---------- Supplied entries ----------

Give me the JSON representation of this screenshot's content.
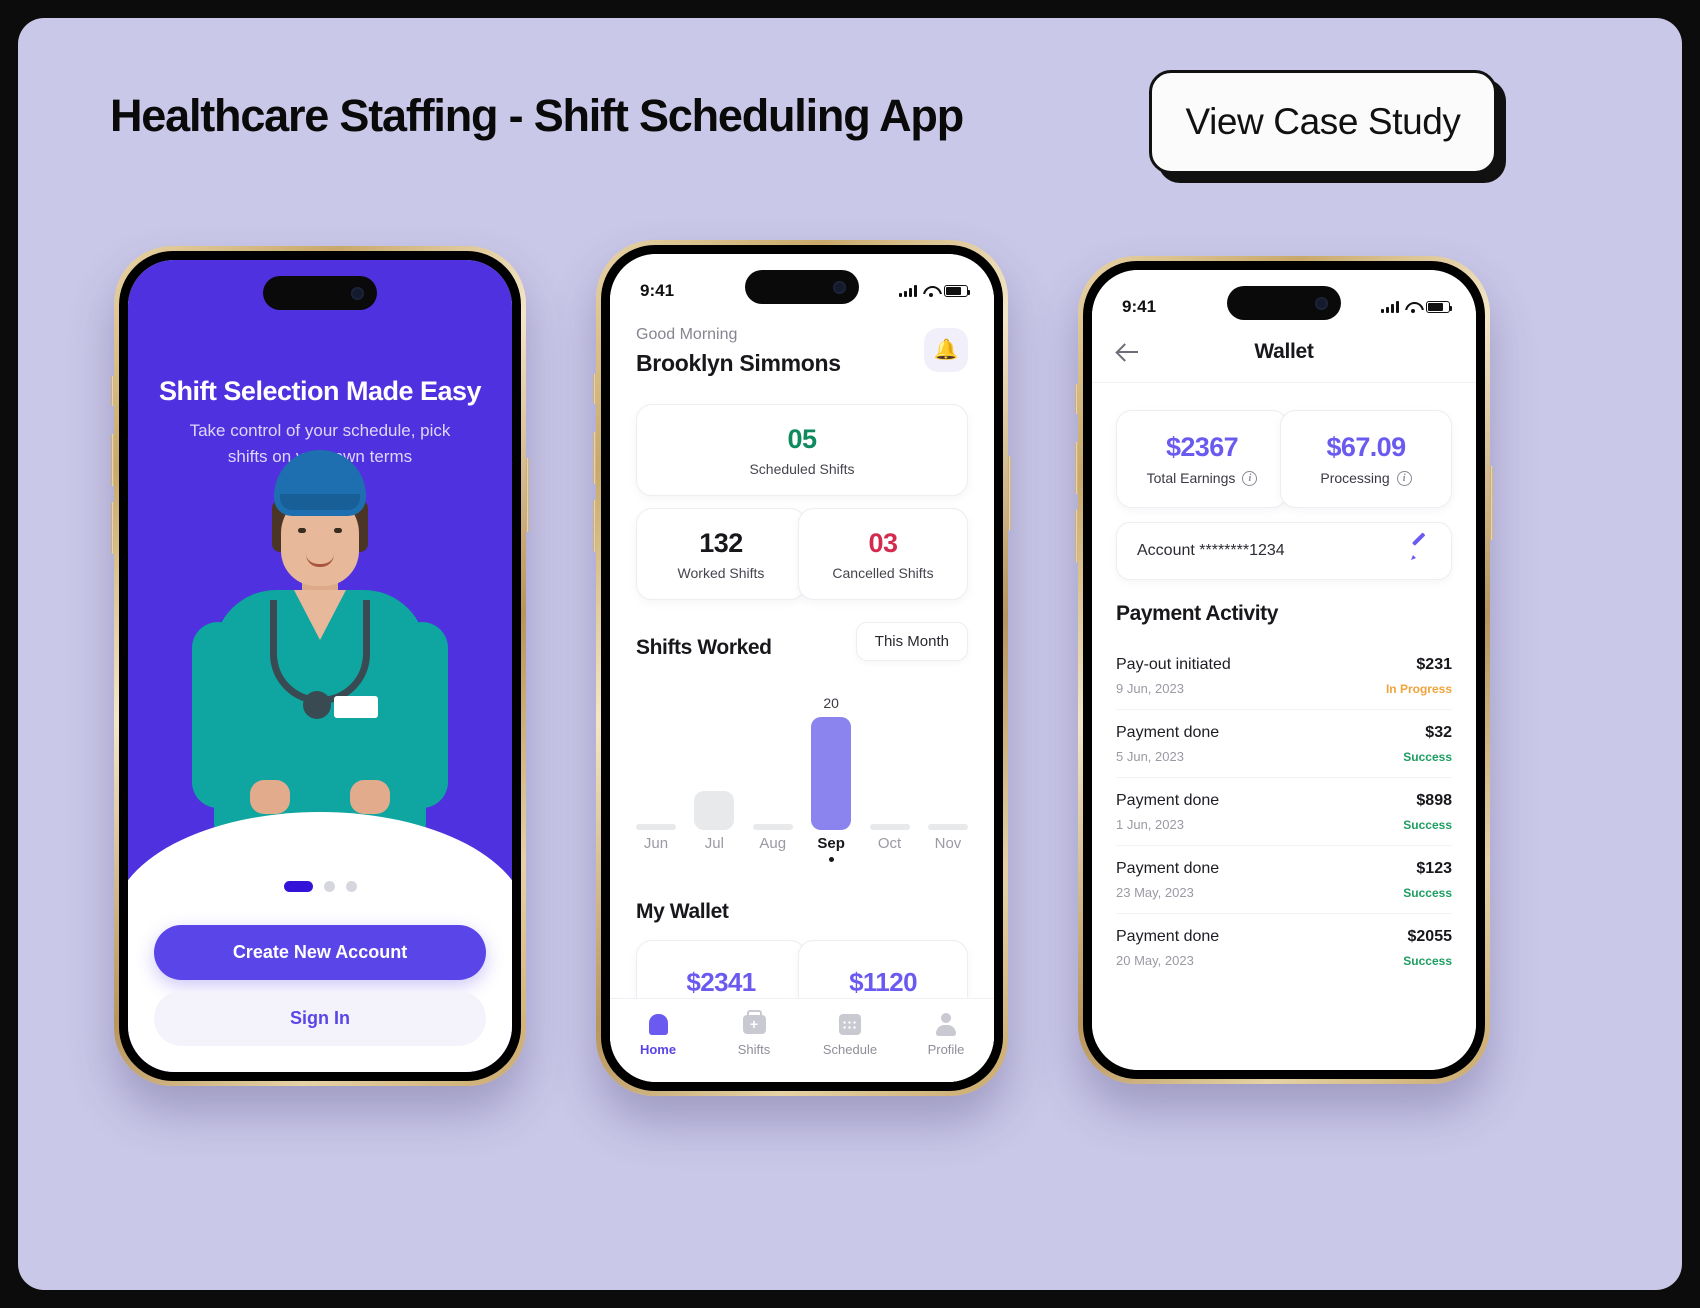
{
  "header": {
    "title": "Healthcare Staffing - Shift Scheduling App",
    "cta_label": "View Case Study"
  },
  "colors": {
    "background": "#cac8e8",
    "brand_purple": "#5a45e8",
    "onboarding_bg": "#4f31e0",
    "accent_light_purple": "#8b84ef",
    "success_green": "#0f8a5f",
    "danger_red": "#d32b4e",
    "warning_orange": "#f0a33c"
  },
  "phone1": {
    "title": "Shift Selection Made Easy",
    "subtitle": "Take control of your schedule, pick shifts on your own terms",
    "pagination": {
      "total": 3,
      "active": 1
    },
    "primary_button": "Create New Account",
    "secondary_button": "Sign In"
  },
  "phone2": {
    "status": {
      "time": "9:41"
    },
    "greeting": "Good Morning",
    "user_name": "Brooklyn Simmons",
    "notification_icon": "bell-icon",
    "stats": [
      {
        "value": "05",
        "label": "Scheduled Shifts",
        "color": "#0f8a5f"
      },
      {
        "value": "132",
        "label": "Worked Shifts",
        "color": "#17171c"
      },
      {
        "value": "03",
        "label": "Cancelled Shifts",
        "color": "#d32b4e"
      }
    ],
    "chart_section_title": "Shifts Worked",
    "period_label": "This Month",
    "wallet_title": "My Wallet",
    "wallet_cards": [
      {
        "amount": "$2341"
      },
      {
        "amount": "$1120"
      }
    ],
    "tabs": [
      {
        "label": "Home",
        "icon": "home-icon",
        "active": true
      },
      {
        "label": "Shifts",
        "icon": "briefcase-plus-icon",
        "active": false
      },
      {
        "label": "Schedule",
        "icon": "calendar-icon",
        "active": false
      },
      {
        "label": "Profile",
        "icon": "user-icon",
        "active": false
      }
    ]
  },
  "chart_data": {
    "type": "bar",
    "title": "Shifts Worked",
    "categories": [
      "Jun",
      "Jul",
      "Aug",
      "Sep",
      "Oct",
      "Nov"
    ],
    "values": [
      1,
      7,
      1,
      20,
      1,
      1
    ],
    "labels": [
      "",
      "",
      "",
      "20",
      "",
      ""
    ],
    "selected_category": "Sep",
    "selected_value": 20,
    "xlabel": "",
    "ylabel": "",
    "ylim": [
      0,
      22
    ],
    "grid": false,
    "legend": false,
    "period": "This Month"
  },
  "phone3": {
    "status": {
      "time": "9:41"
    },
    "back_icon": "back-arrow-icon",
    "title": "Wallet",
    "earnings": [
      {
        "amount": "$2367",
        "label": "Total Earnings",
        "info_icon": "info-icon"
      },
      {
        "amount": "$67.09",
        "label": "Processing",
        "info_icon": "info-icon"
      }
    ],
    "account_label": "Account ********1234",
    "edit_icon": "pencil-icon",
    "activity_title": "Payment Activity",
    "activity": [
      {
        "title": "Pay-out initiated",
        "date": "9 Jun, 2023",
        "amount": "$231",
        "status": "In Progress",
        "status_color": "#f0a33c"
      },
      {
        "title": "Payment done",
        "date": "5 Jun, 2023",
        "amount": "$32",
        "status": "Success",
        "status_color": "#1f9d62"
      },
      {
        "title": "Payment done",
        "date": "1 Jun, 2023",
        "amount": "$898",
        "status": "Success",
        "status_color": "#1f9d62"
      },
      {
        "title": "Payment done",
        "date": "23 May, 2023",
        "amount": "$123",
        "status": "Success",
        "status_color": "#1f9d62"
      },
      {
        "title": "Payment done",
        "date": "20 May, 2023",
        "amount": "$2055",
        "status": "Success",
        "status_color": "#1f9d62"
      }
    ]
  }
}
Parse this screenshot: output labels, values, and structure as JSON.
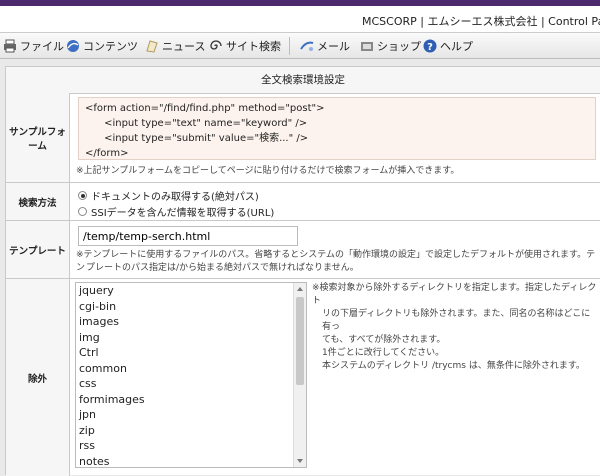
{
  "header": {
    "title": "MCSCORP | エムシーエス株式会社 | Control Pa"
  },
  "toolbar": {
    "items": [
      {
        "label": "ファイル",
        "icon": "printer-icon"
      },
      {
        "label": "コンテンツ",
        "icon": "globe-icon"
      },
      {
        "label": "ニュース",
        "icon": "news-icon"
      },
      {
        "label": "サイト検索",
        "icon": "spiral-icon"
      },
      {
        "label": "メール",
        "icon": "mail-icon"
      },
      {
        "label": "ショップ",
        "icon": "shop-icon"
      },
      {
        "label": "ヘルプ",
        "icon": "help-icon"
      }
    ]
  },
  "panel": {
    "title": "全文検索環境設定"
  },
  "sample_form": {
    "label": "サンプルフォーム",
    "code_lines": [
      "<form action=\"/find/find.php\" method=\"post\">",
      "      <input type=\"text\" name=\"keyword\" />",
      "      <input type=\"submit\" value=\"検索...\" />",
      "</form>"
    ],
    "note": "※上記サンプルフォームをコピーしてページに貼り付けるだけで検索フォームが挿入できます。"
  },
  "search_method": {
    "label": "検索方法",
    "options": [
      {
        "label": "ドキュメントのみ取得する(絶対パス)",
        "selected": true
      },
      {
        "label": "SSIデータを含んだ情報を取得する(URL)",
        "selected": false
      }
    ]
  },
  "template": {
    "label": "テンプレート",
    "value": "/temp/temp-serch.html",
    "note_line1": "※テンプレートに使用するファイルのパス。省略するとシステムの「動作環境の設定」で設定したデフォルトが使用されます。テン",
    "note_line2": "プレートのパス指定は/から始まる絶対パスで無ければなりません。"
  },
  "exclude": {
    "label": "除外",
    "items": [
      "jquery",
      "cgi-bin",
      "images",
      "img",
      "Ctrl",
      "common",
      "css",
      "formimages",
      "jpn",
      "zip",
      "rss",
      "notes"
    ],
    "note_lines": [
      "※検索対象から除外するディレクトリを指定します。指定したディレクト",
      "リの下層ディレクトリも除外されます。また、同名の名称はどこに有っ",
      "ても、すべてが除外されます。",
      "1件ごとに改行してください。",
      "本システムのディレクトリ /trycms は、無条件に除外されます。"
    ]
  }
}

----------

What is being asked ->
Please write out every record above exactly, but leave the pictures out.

Result of the exercise ->
Give me the JSON representation of this screenshot's content.
{
  "header": {
    "title": "Healthcare Staffing - Shift Scheduling App",
    "cta_label": "View Case Study"
  },
  "colors": {
    "background": "#cac8e8",
    "brand_purple": "#5a45e8",
    "onboarding_bg": "#4f31e0",
    "accent_light_purple": "#8b84ef",
    "success_green": "#0f8a5f",
    "danger_red": "#d32b4e",
    "warning_orange": "#f0a33c"
  },
  "phone1": {
    "title": "Shift Selection Made Easy",
    "subtitle": "Take control of your schedule, pick shifts on your own terms",
    "pagination": {
      "total": 3,
      "active": 1
    },
    "primary_button": "Create New Account",
    "secondary_button": "Sign In"
  },
  "phone2": {
    "status": {
      "time": "9:41"
    },
    "greeting": "Good Morning",
    "user_name": "Brooklyn Simmons",
    "notification_icon": "bell-icon",
    "stats": [
      {
        "value": "05",
        "label": "Scheduled Shifts",
        "color": "#0f8a5f"
      },
      {
        "value": "132",
        "label": "Worked Shifts",
        "color": "#17171c"
      },
      {
        "value": "03",
        "label": "Cancelled Shifts",
        "color": "#d32b4e"
      }
    ],
    "chart_section_title": "Shifts Worked",
    "period_label": "This Month",
    "wallet_title": "My Wallet",
    "wallet_cards": [
      {
        "amount": "$2341"
      },
      {
        "amount": "$1120"
      }
    ],
    "tabs": [
      {
        "label": "Home",
        "icon": "home-icon",
        "active": true
      },
      {
        "label": "Shifts",
        "icon": "briefcase-plus-icon",
        "active": false
      },
      {
        "label": "Schedule",
        "icon": "calendar-icon",
        "active": false
      },
      {
        "label": "Profile",
        "icon": "user-icon",
        "active": false
      }
    ]
  },
  "chart_data": {
    "type": "bar",
    "title": "Shifts Worked",
    "categories": [
      "Jun",
      "Jul",
      "Aug",
      "Sep",
      "Oct",
      "Nov"
    ],
    "values": [
      1,
      7,
      1,
      20,
      1,
      1
    ],
    "labels": [
      "",
      "",
      "",
      "20",
      "",
      ""
    ],
    "selected_category": "Sep",
    "selected_value": 20,
    "xlabel": "",
    "ylabel": "",
    "ylim": [
      0,
      22
    ],
    "grid": false,
    "legend": false,
    "period": "This Month"
  },
  "phone3": {
    "status": {
      "time": "9:41"
    },
    "back_icon": "back-arrow-icon",
    "title": "Wallet",
    "earnings": [
      {
        "amount": "$2367",
        "label": "Total Earnings",
        "info_icon": "info-icon"
      },
      {
        "amount": "$67.09",
        "label": "Processing",
        "info_icon": "info-icon"
      }
    ],
    "account_label": "Account ********1234",
    "edit_icon": "pencil-icon",
    "activity_title": "Payment Activity",
    "activity": [
      {
        "title": "Pay-out initiated",
        "date": "9 Jun, 2023",
        "amount": "$231",
        "status": "In Progress",
        "status_color": "#f0a33c"
      },
      {
        "title": "Payment done",
        "date": "5 Jun, 2023",
        "amount": "$32",
        "status": "Success",
        "status_color": "#1f9d62"
      },
      {
        "title": "Payment done",
        "date": "1 Jun, 2023",
        "amount": "$898",
        "status": "Success",
        "status_color": "#1f9d62"
      },
      {
        "title": "Payment done",
        "date": "23 May, 2023",
        "amount": "$123",
        "status": "Success",
        "status_color": "#1f9d62"
      },
      {
        "title": "Payment done",
        "date": "20 May, 2023",
        "amount": "$2055",
        "status": "Success",
        "status_color": "#1f9d62"
      }
    ]
  }
}
Parse this screenshot: output labels, values, and structure as JSON.
{
  "header": {
    "title": "MCSCORP | エムシーエス株式会社 | Control Pa"
  },
  "toolbar": {
    "items": [
      {
        "label": "ファイル",
        "icon": "printer-icon"
      },
      {
        "label": "コンテンツ",
        "icon": "globe-icon"
      },
      {
        "label": "ニュース",
        "icon": "news-icon"
      },
      {
        "label": "サイト検索",
        "icon": "spiral-icon"
      },
      {
        "label": "メール",
        "icon": "mail-icon"
      },
      {
        "label": "ショップ",
        "icon": "shop-icon"
      },
      {
        "label": "ヘルプ",
        "icon": "help-icon"
      }
    ]
  },
  "panel": {
    "title": "全文検索環境設定"
  },
  "sample_form": {
    "label": "サンプルフォーム",
    "code_lines": [
      "<form action=\"/find/find.php\" method=\"post\">",
      "      <input type=\"text\" name=\"keyword\" />",
      "      <input type=\"submit\" value=\"検索...\" />",
      "</form>"
    ],
    "note": "※上記サンプルフォームをコピーしてページに貼り付けるだけで検索フォームが挿入できます。"
  },
  "search_method": {
    "label": "検索方法",
    "options": [
      {
        "label": "ドキュメントのみ取得する(絶対パス)",
        "selected": true
      },
      {
        "label": "SSIデータを含んだ情報を取得する(URL)",
        "selected": false
      }
    ]
  },
  "template": {
    "label": "テンプレート",
    "value": "/temp/temp-serch.html",
    "note_line1": "※テンプレートに使用するファイルのパス。省略するとシステムの「動作環境の設定」で設定したデフォルトが使用されます。テン",
    "note_line2": "プレートのパス指定は/から始まる絶対パスで無ければなりません。"
  },
  "exclude": {
    "label": "除外",
    "items": [
      "jquery",
      "cgi-bin",
      "images",
      "img",
      "Ctrl",
      "common",
      "css",
      "formimages",
      "jpn",
      "zip",
      "rss",
      "notes"
    ],
    "note_lines": [
      "※検索対象から除外するディレクトリを指定します。指定したディレクト",
      "リの下層ディレクトリも除外されます。また、同名の名称はどこに有っ",
      "ても、すべてが除外されます。",
      "1件ごとに改行してください。",
      "本システムのディレクトリ /trycms は、無条件に除外されます。"
    ]
  }
}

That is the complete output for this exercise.